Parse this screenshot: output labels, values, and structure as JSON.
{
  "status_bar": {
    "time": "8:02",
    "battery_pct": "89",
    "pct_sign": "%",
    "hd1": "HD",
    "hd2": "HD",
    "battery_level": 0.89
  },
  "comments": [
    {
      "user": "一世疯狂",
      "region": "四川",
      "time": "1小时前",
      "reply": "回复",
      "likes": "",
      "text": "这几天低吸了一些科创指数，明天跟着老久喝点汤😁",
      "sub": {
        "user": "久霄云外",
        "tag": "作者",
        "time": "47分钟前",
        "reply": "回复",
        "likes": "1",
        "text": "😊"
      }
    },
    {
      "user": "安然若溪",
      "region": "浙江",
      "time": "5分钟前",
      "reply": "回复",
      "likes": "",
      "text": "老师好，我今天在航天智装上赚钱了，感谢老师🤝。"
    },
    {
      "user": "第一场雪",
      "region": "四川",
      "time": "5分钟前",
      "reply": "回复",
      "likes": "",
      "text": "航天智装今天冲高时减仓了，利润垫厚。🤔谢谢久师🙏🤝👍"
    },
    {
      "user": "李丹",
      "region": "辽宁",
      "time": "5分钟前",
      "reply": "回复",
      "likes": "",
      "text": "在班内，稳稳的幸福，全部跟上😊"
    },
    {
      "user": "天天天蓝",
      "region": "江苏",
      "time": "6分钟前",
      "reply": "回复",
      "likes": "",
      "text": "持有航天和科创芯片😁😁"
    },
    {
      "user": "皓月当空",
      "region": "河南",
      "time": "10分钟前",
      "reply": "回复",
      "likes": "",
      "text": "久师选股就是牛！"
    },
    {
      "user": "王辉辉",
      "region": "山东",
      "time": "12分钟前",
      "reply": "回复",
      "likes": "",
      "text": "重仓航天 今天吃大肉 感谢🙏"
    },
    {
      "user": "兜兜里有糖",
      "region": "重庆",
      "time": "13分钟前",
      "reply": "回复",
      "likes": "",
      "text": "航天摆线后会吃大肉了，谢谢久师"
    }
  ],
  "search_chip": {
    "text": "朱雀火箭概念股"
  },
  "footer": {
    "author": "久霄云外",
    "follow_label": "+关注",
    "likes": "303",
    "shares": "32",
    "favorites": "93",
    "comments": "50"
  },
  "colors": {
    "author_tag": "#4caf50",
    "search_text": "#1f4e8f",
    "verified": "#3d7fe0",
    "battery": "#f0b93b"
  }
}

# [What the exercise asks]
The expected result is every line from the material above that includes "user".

# [Output of the task]
      "user": "一世疯狂",
        "user": "久霄云外",
      "user": "安然若溪",
      "user": "第一场雪",
      "user": "李丹",
      "user": "天天天蓝",
      "user": "皓月当空",
      "user": "王辉辉",
      "user": "兜兜里有糖",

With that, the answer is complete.